In order to address this disparity, I had to confront my partners with my concerns, challenge them to rethink their treatment of me, and affirmatively document the efforts that I was making to seek additional work and training in order to protect myself from claims that I was not pulling my weight in terms of billable hours. Luckily for me the firm had one young African-American partner from Houston, Marty Wickliff, who supported me through those early years with his counsel and, more importantly, with some billable work that helped me survive what objectively could have been framed by the firm as a failed, but good-faith, attempt to hire additional minority lawyers.
I can’t stress enough how important it is to not be complacent, to recognize disparate treatment even if it is being done unconsciously and with a smile, and to strive to overcome the stigma of low expectations that others may be imposing on you.
What pearls of wisdom would you provide to appellate judges based on your experience?
First, you have to really enjoy the intellectual challenge that comes with a primarily academic practice of law.

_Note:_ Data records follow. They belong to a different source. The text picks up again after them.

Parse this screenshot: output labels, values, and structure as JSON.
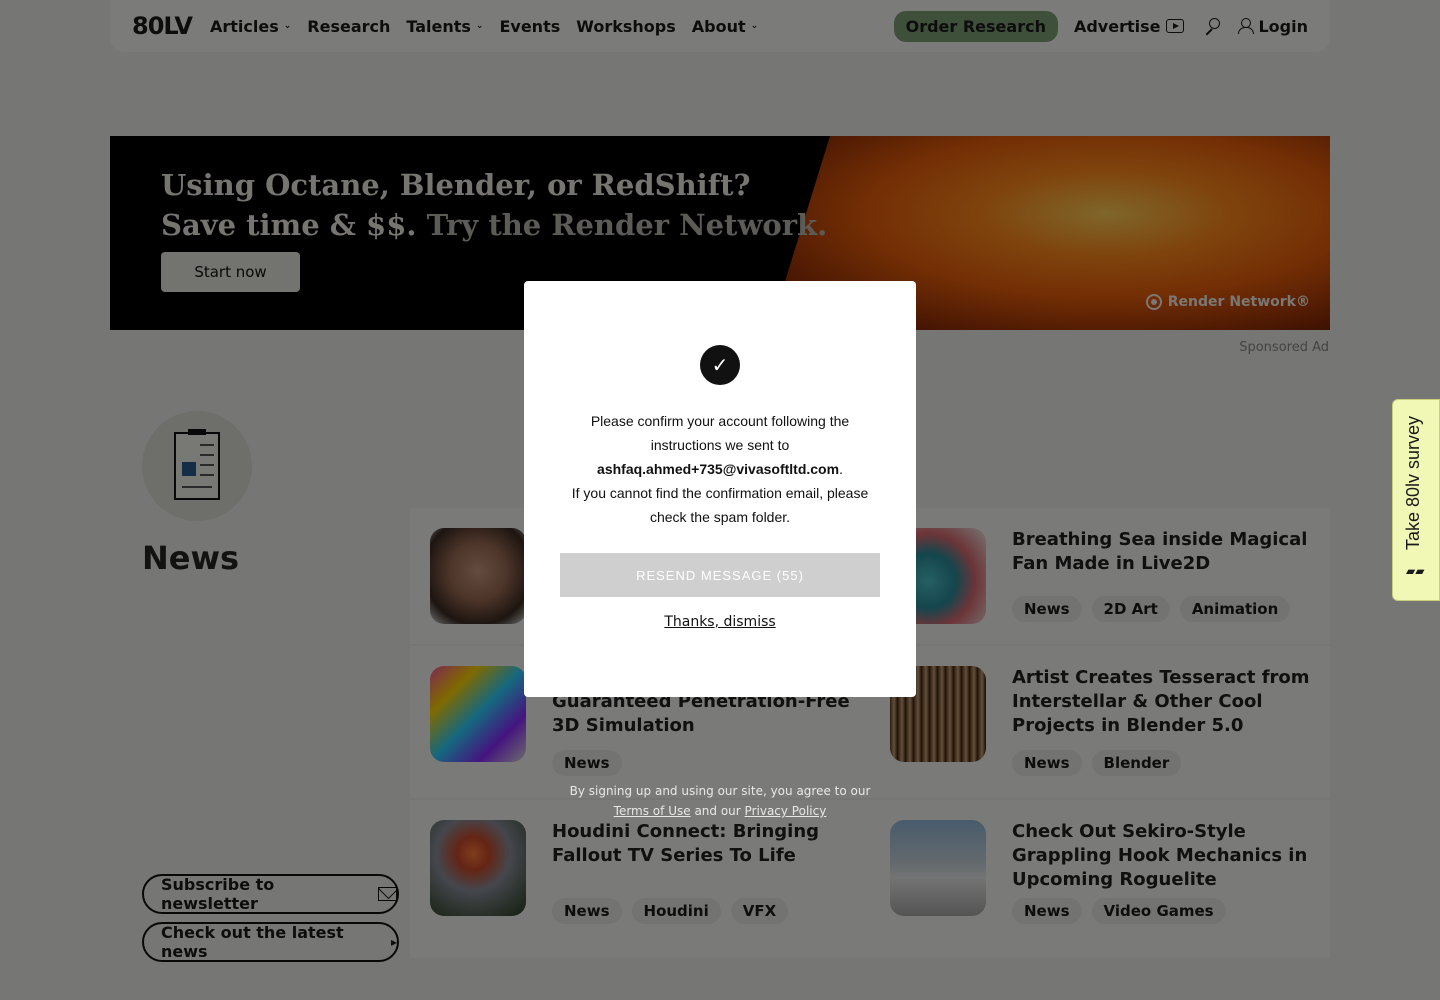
{
  "nav": {
    "logo": "80LV",
    "items": [
      {
        "label": "Articles",
        "has_dropdown": true
      },
      {
        "label": "Research",
        "has_dropdown": false
      },
      {
        "label": "Talents",
        "has_dropdown": true
      },
      {
        "label": "Events",
        "has_dropdown": false
      },
      {
        "label": "Workshops",
        "has_dropdown": false
      },
      {
        "label": "About",
        "has_dropdown": true
      }
    ],
    "order_research": "Order Research",
    "advertise": "Advertise",
    "login": "Login"
  },
  "ad": {
    "line1": "Using Octane, Blender, or RedShift?",
    "line2a": "Save time & $$.",
    "line2b": "Try the Render Network.",
    "button": "Start now",
    "brand": "Render Network®",
    "sponsored": "Sponsored Ad"
  },
  "section": {
    "title": "News",
    "subscribe": "Subscribe to newsletter",
    "latest": "Check out the latest news"
  },
  "articles": [
    {
      "title": "",
      "tags": [],
      "thumb": "portrait"
    },
    {
      "title": "Breathing Sea inside Magical Fan Made in Live2D",
      "tags": [
        "News",
        "2D Art",
        "Animation"
      ],
      "thumb": "fan"
    },
    {
      "title": "Guaranteed Penetration-Free 3D Simulation",
      "tags": [
        "News"
      ],
      "thumb": "cloth"
    },
    {
      "title": "Artist Creates Tesseract from Interstellar & Other Cool Projects in Blender 5.0",
      "tags": [
        "News",
        "Blender"
      ],
      "thumb": "tesseract"
    },
    {
      "title": "Houdini Connect: Bringing Fallout TV Series To Life",
      "tags": [
        "News",
        "Houdini",
        "VFX"
      ],
      "thumb": "explosion"
    },
    {
      "title": "Check Out Sekiro-Style Grappling Hook Mechanics in Upcoming Roguelite",
      "tags": [
        "News",
        "Video Games"
      ],
      "thumb": "game"
    }
  ],
  "modal": {
    "text1": "Please confirm your account following the instructions we sent to",
    "email": "ashfaq.ahmed+735@vivasoftltd.com",
    "text2": "If you cannot find the confirmation email, please check the spam folder.",
    "resend": "RESEND MESSAGE (55)",
    "dismiss": "Thanks, dismiss"
  },
  "legal": {
    "prefix": "By signing up and using our site, you agree to our",
    "terms": "Terms of Use",
    "and": "and our",
    "privacy": "Privacy Policy"
  },
  "survey": {
    "label": "Take 80lv survey"
  }
}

An appellate judge has to really enjoy thinking through difficult and thorny legal issues. Appellate judges also have to be good writers as well as good listeners, adept negotiators, and principled compromisers.
Unlike a trial judge, an appellate judge cannot make decisions by him- or herself. In our court, it takes at least two to tango when we sit on panels, so a judge sometimes has to convince others to agree with his or her legal analysis and the result that flows from the application of the facts of the case. In order to accomplish that goal, you have to have listened, heard, and taken into consideration your colleagues’ concerns; negotiated a way of addressing those concerns without undermining the legal analysis that you are promoting as consistent with your best understanding of the law; and then drafted language that evinces that compromise.
If you believe that you’re smarter or more right than everyone else on your court, or that your reasoning is so unassailable that your colleagues’ concerns are completely unfounded, you will be a very lonely dissenter in many, many cases and will have lost the opportunity to help develop the law in a meaningful way. Also, it is likely that you will have established relationships with your colleagues that make it difficult for them to hear and seriously consider your concerns about the analysis in opinions they may be authoring. So my pearl of wisdom is to remember the golden rule and treat your colleagues and their opinions as you would want them to treat you and yours.
Do you perceive yourself as a trailblazer?
No, not really. I am simply trying to continue to promote issues that are important to ensuring the fair administration of justice. Initiatives that I champion—like access to justice, procedural fairness, and pretrial justice reform—are critically important to maintaining the public’s trust and confidence that the courts can and will protect the rule of law. That concept is embodied in the vision statement of the courts of the District of Columbia, where we strive to be “Open to all, Trusted by all, Justice for all.”